Science Election Survey
As we get closer to a federal poll, the STA science policy election survey will roll out once again. The survey is designed to extract relevant election policy from all major parties and present it to STA members so you can make a more evidence-based decision on election day. With science and innovation much higher on the agenda than in previous years, the results should be fascinating.
As usual STA will bring members all the science and technology news straight from the Federal Budget lock up. Keep your eyes open for the special bulletin on the new 3 May date.
As always, members are encouraged to email in any useful Federal Budget intelligence that might enrich our understanding of this important document.
Women of Science at the National Press Club
Professors Nalini Joshi, Emma Johnston and Tanya Monro spoke at the National Press Club on 30 March about the role and future for women in science. Covering the difficulties faced by women in STEM fields, particularly those seeking senior positions, they also talked about their experiences and the positive steps being taken to address this imbalance. More on this enlightening and inspiring talk is available here and the video recording is available here
Prime Minister’s Prizes for Science open for nominations
The 2016 Prime Minister’s Prizes for Science are now open for nominations, and will close at 5pm EST on 28 April. The Prime Minister’s Prizes for Science are the pre-eminent annual science, innovation and science teaching awards in the country and are awarded for excellence in the following areas:
· The Prime Minister’s Prize for Science;
· The Prime Minister’s Prize for Innovation;
· The Frank Fenner Prize for Life Scientist of the Year;
· The Malcolm McIntosh Prize for Physical Scientist of the Year;
· Prize for New Innovators (new award for 2016);
· The Prime Minister’s Prize for Excellence in Science Teaching in Primary Schools; and
· The Prime Minister’s Prize for Excellence in Science Teaching in Secondary Schools

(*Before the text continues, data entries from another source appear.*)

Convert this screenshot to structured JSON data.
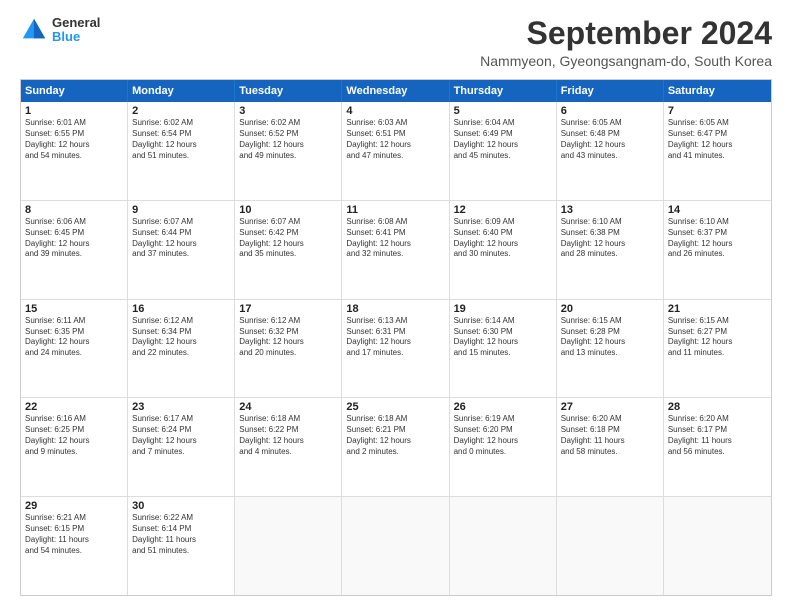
{
  "logo": {
    "general": "General",
    "blue": "Blue"
  },
  "title": "September 2024",
  "subtitle": "Nammyeon, Gyeongsangnam-do, South Korea",
  "headers": [
    "Sunday",
    "Monday",
    "Tuesday",
    "Wednesday",
    "Thursday",
    "Friday",
    "Saturday"
  ],
  "weeks": [
    [
      {
        "day": "1",
        "lines": [
          "Sunrise: 6:01 AM",
          "Sunset: 6:55 PM",
          "Daylight: 12 hours",
          "and 54 minutes."
        ]
      },
      {
        "day": "2",
        "lines": [
          "Sunrise: 6:02 AM",
          "Sunset: 6:54 PM",
          "Daylight: 12 hours",
          "and 51 minutes."
        ]
      },
      {
        "day": "3",
        "lines": [
          "Sunrise: 6:02 AM",
          "Sunset: 6:52 PM",
          "Daylight: 12 hours",
          "and 49 minutes."
        ]
      },
      {
        "day": "4",
        "lines": [
          "Sunrise: 6:03 AM",
          "Sunset: 6:51 PM",
          "Daylight: 12 hours",
          "and 47 minutes."
        ]
      },
      {
        "day": "5",
        "lines": [
          "Sunrise: 6:04 AM",
          "Sunset: 6:49 PM",
          "Daylight: 12 hours",
          "and 45 minutes."
        ]
      },
      {
        "day": "6",
        "lines": [
          "Sunrise: 6:05 AM",
          "Sunset: 6:48 PM",
          "Daylight: 12 hours",
          "and 43 minutes."
        ]
      },
      {
        "day": "7",
        "lines": [
          "Sunrise: 6:05 AM",
          "Sunset: 6:47 PM",
          "Daylight: 12 hours",
          "and 41 minutes."
        ]
      }
    ],
    [
      {
        "day": "8",
        "lines": [
          "Sunrise: 6:06 AM",
          "Sunset: 6:45 PM",
          "Daylight: 12 hours",
          "and 39 minutes."
        ]
      },
      {
        "day": "9",
        "lines": [
          "Sunrise: 6:07 AM",
          "Sunset: 6:44 PM",
          "Daylight: 12 hours",
          "and 37 minutes."
        ]
      },
      {
        "day": "10",
        "lines": [
          "Sunrise: 6:07 AM",
          "Sunset: 6:42 PM",
          "Daylight: 12 hours",
          "and 35 minutes."
        ]
      },
      {
        "day": "11",
        "lines": [
          "Sunrise: 6:08 AM",
          "Sunset: 6:41 PM",
          "Daylight: 12 hours",
          "and 32 minutes."
        ]
      },
      {
        "day": "12",
        "lines": [
          "Sunrise: 6:09 AM",
          "Sunset: 6:40 PM",
          "Daylight: 12 hours",
          "and 30 minutes."
        ]
      },
      {
        "day": "13",
        "lines": [
          "Sunrise: 6:10 AM",
          "Sunset: 6:38 PM",
          "Daylight: 12 hours",
          "and 28 minutes."
        ]
      },
      {
        "day": "14",
        "lines": [
          "Sunrise: 6:10 AM",
          "Sunset: 6:37 PM",
          "Daylight: 12 hours",
          "and 26 minutes."
        ]
      }
    ],
    [
      {
        "day": "15",
        "lines": [
          "Sunrise: 6:11 AM",
          "Sunset: 6:35 PM",
          "Daylight: 12 hours",
          "and 24 minutes."
        ]
      },
      {
        "day": "16",
        "lines": [
          "Sunrise: 6:12 AM",
          "Sunset: 6:34 PM",
          "Daylight: 12 hours",
          "and 22 minutes."
        ]
      },
      {
        "day": "17",
        "lines": [
          "Sunrise: 6:12 AM",
          "Sunset: 6:32 PM",
          "Daylight: 12 hours",
          "and 20 minutes."
        ]
      },
      {
        "day": "18",
        "lines": [
          "Sunrise: 6:13 AM",
          "Sunset: 6:31 PM",
          "Daylight: 12 hours",
          "and 17 minutes."
        ]
      },
      {
        "day": "19",
        "lines": [
          "Sunrise: 6:14 AM",
          "Sunset: 6:30 PM",
          "Daylight: 12 hours",
          "and 15 minutes."
        ]
      },
      {
        "day": "20",
        "lines": [
          "Sunrise: 6:15 AM",
          "Sunset: 6:28 PM",
          "Daylight: 12 hours",
          "and 13 minutes."
        ]
      },
      {
        "day": "21",
        "lines": [
          "Sunrise: 6:15 AM",
          "Sunset: 6:27 PM",
          "Daylight: 12 hours",
          "and 11 minutes."
        ]
      }
    ],
    [
      {
        "day": "22",
        "lines": [
          "Sunrise: 6:16 AM",
          "Sunset: 6:25 PM",
          "Daylight: 12 hours",
          "and 9 minutes."
        ]
      },
      {
        "day": "23",
        "lines": [
          "Sunrise: 6:17 AM",
          "Sunset: 6:24 PM",
          "Daylight: 12 hours",
          "and 7 minutes."
        ]
      },
      {
        "day": "24",
        "lines": [
          "Sunrise: 6:18 AM",
          "Sunset: 6:22 PM",
          "Daylight: 12 hours",
          "and 4 minutes."
        ]
      },
      {
        "day": "25",
        "lines": [
          "Sunrise: 6:18 AM",
          "Sunset: 6:21 PM",
          "Daylight: 12 hours",
          "and 2 minutes."
        ]
      },
      {
        "day": "26",
        "lines": [
          "Sunrise: 6:19 AM",
          "Sunset: 6:20 PM",
          "Daylight: 12 hours",
          "and 0 minutes."
        ]
      },
      {
        "day": "27",
        "lines": [
          "Sunrise: 6:20 AM",
          "Sunset: 6:18 PM",
          "Daylight: 11 hours",
          "and 58 minutes."
        ]
      },
      {
        "day": "28",
        "lines": [
          "Sunrise: 6:20 AM",
          "Sunset: 6:17 PM",
          "Daylight: 11 hours",
          "and 56 minutes."
        ]
      }
    ],
    [
      {
        "day": "29",
        "lines": [
          "Sunrise: 6:21 AM",
          "Sunset: 6:15 PM",
          "Daylight: 11 hours",
          "and 54 minutes."
        ]
      },
      {
        "day": "30",
        "lines": [
          "Sunrise: 6:22 AM",
          "Sunset: 6:14 PM",
          "Daylight: 11 hours",
          "and 51 minutes."
        ]
      },
      {
        "day": "",
        "lines": []
      },
      {
        "day": "",
        "lines": []
      },
      {
        "day": "",
        "lines": []
      },
      {
        "day": "",
        "lines": []
      },
      {
        "day": "",
        "lines": []
      }
    ]
  ]
}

Each recipient receives an embossed medallion with lapel pin and a share of the $750,000 in prize money.
If you know of an outstanding researcher, teacher or innovator, nominate them here

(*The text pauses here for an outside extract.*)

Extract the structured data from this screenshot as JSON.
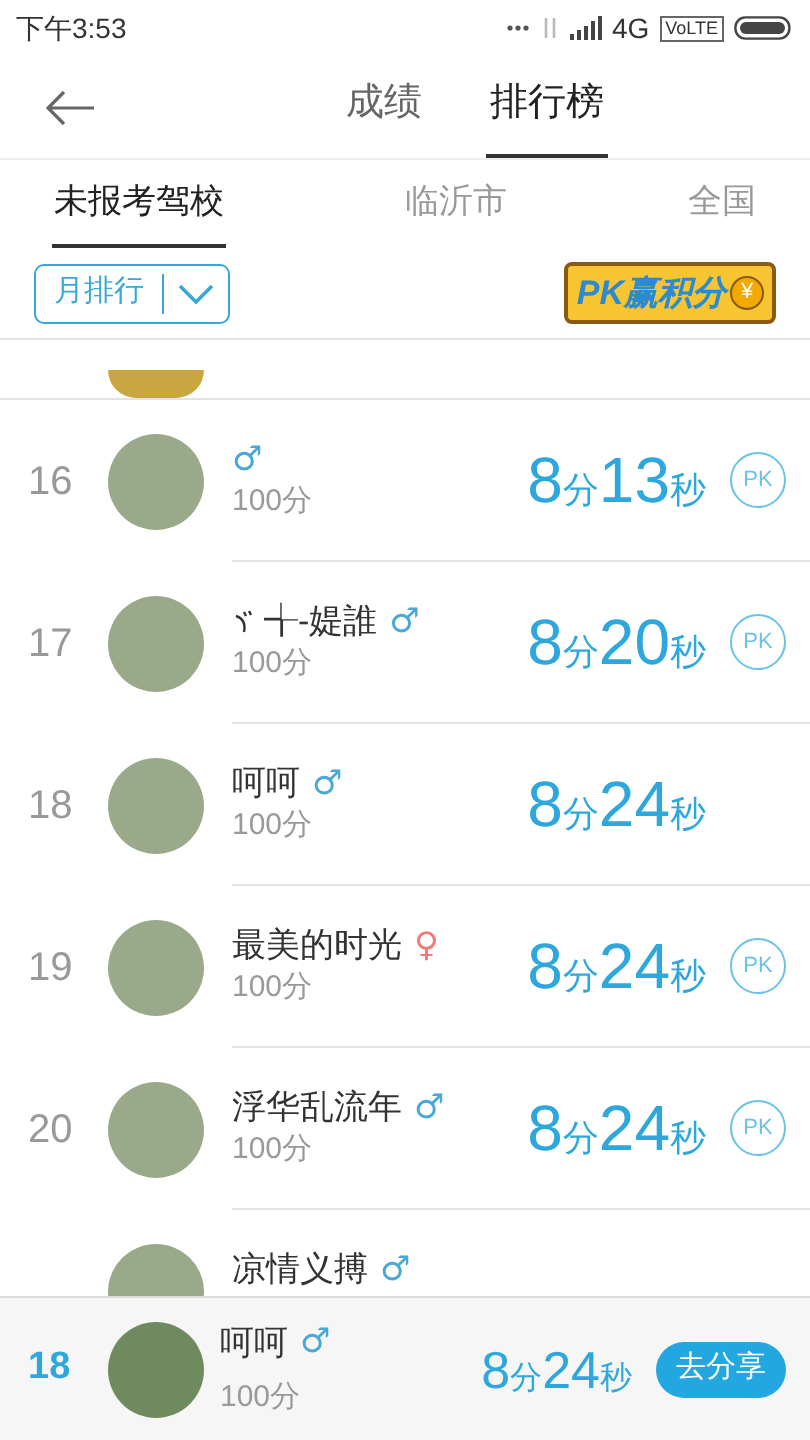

Welcome to another issue of your monthly Global Plant Council e-Bulletin. Here you’ll find a selection of the latest news, events, reports and funding opportunities from across the GPC community, but don’t forget there is always lots more to read on our regularly updated website!
Would you prefer to read this e-Bulletin in your own language? Did you know that if you click the “view web version” link above, you’ll be taken to a webpage with a clever Google widget in the top right-hand corner, which will do its best to speak your language. It may not be perfect, but it might be useful for non-English-speaking colleagues.
Finally, we’d like to say goodbye and good luck to Amelia Frizell-Armitage, one of our two New Media Fellows who is leaving us for a new job in London, UK. Thank you Amelia!
Scientists race to halt banana catastrophe Scientists in developing countries are scrambling to find a cure for a devastating fungus that threatens to wipe out the global banana trade and plunge millions of farmers into poverty.
We’re always on the look-out for funding opportunities that might benefit the plant science community, so in this post we highlight some recent grants and awards including the Rank Prize Nutrition Committee Travel Awards (UK), several UK/Japan awards from the Daiwa Foundation, and a mobility award with opportunity to work in Estonia. More info…
USDA-NIFA has also announced some new funding calls – read this post for more information.